Favorite

"Doyenne of decay" Rosamond Purcell tackles eggs at Silver Eye. 

click to enlarge Egged on: "Emu (Dromaius novaehollandiae), Western Foundation of Vertebrate Zoology,"by Rosamond Purcell.
  • Egged on: "Emu (Dromaius novaehollandiae), Western Foundation of Vertebrate Zoology,"by Rosamond Purcell.

When most people think of eggs, they think of little cardboard crates in the dairy section of the supermarket. Or maybe eggs over easy. They think, perhaps, of Easter eggs, or Fabergé eggs, or the Goose that Laid the Golden Egg. Rarely do they think of eggs in the wild, incubated in a rustic nest, the ovoids that contain unborn life. 

Artist Rosamond Purcell, meanwhile, decided to zoom in on bird eggs stored in a natural-history museum in California. Eloquent Eggs, her exhibit at Silver Eye Center, is a series of photographs depicting everything avian: eggs, nests and taxidermy birds.

Purcell is known for her portraits of garbage and decay, quirky collections and fractured found objects. She is not what you'd call a "nature photographer": The 30 or so images, shot in direct close-up, are the trophies of taxidermy, frozen in space and time. Each print is shot against plain, static backgrounds, and elegantly framed, but the pictures themselves are technically simple. These are not living animals, but artifacts sterilely extracted from the natural world.

The series shows eggs of all kinds. They are packaged in boxes and crates, displayed in dioramas, alone or in groups, and each specimen is unique. Purcell's blackbird eggs are particularly textured; they're speckled and dotted, scratched and blotched, even splattered with elaborate Zen squiggles. In contrast, emu eggs are colorful and glittery. The elephant bird (an extinct, flightless Malagasy species) laid eggs the size of soccer balls, which look even more colossal next to a pair of marble-scale hummingbird eggs. Throughout the series, the eggs are smooth or cracked, porous or poked-through, recent and old. (One specimen was retrieved from a California valley in 1939.) We quickly note that the diversity of shells anticipates the variety of the species. 

Despite the series' title, Purcell's eggs aren't nearly as eloquent as her nests; among the dead birds and empty shells, the nests show the surest signs of life. Each portrait depicts a different kind of nest, and we see, in sharp magnification, the artistry of its construction: the circular patterns of branches and leaves, the tight weaving of their walls. Each portrait reminds us that this wreath of twigs and brush is built only once, without training or foresight, using only instinct as its blueprint. The presence of human refuse -- plastic ribbon and scraps of newspaper -- signifies both litter's longevity and nature's absorptive power.

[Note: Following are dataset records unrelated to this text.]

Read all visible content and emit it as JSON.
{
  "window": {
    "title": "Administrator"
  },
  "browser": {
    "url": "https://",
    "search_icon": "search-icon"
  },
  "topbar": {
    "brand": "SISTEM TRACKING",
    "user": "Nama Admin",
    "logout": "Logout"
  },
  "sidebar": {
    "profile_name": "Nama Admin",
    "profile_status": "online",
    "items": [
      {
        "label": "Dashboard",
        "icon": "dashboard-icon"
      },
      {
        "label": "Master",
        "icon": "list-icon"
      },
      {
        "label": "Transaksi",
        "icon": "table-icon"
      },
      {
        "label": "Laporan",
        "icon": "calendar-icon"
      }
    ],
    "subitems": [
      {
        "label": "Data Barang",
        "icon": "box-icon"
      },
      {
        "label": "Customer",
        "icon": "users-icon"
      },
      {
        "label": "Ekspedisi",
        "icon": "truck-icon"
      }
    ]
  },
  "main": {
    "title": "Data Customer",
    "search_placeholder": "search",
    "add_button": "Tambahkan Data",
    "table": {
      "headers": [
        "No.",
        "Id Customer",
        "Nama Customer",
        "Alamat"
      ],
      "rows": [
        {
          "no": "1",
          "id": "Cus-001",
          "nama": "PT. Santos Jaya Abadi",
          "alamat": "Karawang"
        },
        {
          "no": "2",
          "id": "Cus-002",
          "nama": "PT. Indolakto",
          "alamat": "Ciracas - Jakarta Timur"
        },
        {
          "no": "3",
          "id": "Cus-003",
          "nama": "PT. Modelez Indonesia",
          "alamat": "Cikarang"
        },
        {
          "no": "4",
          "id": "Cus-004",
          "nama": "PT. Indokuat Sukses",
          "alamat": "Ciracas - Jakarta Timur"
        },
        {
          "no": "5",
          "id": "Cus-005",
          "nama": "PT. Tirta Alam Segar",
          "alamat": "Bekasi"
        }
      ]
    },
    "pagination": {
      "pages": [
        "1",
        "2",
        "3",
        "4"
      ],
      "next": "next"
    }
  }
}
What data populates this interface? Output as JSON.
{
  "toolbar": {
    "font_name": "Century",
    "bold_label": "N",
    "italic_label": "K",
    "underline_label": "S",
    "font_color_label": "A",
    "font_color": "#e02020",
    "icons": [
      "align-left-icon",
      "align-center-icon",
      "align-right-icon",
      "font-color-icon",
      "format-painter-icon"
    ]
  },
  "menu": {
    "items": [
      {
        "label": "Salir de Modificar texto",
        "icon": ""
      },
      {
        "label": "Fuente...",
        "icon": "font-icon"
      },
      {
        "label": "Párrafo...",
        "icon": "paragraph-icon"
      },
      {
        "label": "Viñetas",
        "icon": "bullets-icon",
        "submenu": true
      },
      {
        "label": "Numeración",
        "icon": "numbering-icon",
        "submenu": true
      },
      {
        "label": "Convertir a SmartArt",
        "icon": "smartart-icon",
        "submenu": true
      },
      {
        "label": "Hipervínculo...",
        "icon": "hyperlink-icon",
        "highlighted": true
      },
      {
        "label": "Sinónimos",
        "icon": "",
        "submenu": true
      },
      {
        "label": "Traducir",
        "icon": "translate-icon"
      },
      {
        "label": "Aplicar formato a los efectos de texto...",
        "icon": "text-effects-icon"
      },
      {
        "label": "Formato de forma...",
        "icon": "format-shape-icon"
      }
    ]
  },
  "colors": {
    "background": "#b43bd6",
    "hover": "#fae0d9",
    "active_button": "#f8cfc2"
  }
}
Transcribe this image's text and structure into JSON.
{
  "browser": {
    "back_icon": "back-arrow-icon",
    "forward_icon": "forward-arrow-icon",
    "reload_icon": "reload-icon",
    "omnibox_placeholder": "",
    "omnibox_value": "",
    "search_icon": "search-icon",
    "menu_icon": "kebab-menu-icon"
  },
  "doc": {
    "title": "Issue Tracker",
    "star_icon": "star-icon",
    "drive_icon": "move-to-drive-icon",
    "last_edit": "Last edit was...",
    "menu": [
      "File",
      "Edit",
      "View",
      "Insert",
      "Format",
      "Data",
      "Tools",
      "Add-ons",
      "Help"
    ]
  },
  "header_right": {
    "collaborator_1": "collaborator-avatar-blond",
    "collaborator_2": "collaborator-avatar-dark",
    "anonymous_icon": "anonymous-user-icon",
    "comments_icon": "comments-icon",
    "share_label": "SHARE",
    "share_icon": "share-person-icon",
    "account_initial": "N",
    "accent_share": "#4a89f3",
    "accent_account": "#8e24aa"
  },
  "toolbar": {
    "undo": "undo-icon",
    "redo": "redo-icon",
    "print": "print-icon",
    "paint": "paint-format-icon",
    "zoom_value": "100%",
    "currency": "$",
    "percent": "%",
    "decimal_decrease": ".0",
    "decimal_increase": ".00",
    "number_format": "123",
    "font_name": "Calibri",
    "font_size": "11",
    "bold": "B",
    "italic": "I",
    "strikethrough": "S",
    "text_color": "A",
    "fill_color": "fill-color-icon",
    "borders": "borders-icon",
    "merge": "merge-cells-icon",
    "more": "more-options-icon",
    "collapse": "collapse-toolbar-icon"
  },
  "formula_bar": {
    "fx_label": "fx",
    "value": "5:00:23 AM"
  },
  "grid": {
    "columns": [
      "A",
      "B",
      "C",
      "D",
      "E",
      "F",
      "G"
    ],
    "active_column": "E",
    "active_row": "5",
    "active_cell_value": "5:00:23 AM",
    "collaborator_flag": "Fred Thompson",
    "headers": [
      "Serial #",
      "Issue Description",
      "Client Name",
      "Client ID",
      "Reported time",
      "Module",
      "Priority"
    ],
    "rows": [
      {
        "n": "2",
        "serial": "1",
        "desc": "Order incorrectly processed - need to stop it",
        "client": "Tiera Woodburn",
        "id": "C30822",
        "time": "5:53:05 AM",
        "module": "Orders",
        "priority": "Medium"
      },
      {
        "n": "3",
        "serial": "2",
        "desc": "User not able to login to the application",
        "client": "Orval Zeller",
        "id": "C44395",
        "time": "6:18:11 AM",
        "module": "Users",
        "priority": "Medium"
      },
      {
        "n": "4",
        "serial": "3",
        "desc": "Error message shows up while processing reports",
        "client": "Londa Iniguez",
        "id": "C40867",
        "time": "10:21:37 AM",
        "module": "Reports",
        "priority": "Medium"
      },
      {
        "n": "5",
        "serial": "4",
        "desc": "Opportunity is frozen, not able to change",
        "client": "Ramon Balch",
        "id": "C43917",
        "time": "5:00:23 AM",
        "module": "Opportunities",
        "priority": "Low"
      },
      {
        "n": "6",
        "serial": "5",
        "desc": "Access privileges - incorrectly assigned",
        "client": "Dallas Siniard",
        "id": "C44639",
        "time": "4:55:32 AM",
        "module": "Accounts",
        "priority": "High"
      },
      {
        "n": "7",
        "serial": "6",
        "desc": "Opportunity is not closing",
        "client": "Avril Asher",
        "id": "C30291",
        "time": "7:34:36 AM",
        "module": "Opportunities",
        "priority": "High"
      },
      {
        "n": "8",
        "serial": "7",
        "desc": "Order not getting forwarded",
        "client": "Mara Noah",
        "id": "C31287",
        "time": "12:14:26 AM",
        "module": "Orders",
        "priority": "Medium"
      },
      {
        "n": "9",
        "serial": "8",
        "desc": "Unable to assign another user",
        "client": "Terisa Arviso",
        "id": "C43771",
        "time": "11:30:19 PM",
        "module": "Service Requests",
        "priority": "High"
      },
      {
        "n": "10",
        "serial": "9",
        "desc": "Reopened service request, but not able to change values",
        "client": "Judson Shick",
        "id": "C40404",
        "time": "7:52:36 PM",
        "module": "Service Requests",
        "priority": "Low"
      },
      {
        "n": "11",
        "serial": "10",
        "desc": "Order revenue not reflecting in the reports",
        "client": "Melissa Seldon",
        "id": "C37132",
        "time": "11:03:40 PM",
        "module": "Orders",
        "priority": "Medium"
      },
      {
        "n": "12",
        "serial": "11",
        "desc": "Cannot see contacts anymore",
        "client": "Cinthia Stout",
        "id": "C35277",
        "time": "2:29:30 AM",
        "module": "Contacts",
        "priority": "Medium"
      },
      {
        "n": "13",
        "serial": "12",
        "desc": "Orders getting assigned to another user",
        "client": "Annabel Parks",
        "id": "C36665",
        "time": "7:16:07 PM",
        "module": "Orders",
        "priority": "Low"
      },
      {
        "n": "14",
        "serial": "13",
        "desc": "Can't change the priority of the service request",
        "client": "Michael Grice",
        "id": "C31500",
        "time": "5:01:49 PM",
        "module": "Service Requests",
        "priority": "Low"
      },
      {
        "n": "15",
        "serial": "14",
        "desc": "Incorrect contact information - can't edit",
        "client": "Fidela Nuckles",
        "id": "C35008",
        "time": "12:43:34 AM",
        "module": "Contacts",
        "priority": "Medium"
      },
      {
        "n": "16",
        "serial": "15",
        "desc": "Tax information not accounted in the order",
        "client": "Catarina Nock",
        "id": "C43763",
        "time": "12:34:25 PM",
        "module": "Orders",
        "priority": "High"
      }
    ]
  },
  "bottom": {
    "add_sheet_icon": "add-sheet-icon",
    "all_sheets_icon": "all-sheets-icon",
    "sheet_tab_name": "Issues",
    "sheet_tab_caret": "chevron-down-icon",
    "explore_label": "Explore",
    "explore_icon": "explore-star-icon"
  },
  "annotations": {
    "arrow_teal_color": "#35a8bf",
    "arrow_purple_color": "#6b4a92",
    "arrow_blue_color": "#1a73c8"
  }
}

If a nest's architecture speaks of a bird's brief lifetime, then each of Purcell's portraits is a kind of mini-biography. These are the most eloquent still-lifes of the flock, though they occupy the same static, plainly lit spaces. 

A second bunch of Purcell photos at Silver Eye has nothing to do with Eloquent Eggs, except that they too are close-ups of someone else's eccentric collection. The collector here is Ricky Jay, illusionist and actor, who has amassed a large quantity of six-sided dice. The dice are made of celluloid, a material that breaks down so easily that its only lasting product is the common guitar pick. Jay's dice are decomposing in many ways -- appearing to chip, crack and melt, while the hues have begun to drain from these tiny cubes. 

The joke, presumably, is that the dice's luck has run out. The photos were taken to illustrate Jay's book, Dice: Deception, Fate & Rotten Luck, an offbeat history of the die, and the pictures aptly complement this odd little volume. But while the images are vibrant and textured, they aren't nearly as wondrous as Purcell's eggs. Dice may determine a lot of fates, but they don't really do much -- just fall out of hands and clatter on tables. Playing cards are rich with imagery; a roulette wheel is dizzying with whirl and tension; but dice are, well, a little square. 

Purcell has become something of a celebrity; she's been dubbed the "doyenne of decay," and author Jonathan Safron Foer described her full oeuvre as "genius". In this critic's estimation, still-lifes of eggs and dice do not connote genius, especially when photographed in such artificial environments as a museum and a showman's house. But it's a good introduction to Purcell's work. And thanks to Silver Eye, we are happy to make an acquaintance. 

 

Eloquent Eggs and Disintegrating Dice continues through Nov. 29. Silver Eye Center for Photography, 1015 E. Carson St, South Side. 412-431-1810 or www.silvereye.org

Comments

Subscribe to this thread:

Add a comment

More by Robert Isenberg

Listings

Submit an event

Latest in Art Reviews + Features

© 2014 Pittsburgh City Paper

Website powered by Foundation

National Advertising by VMG Advertising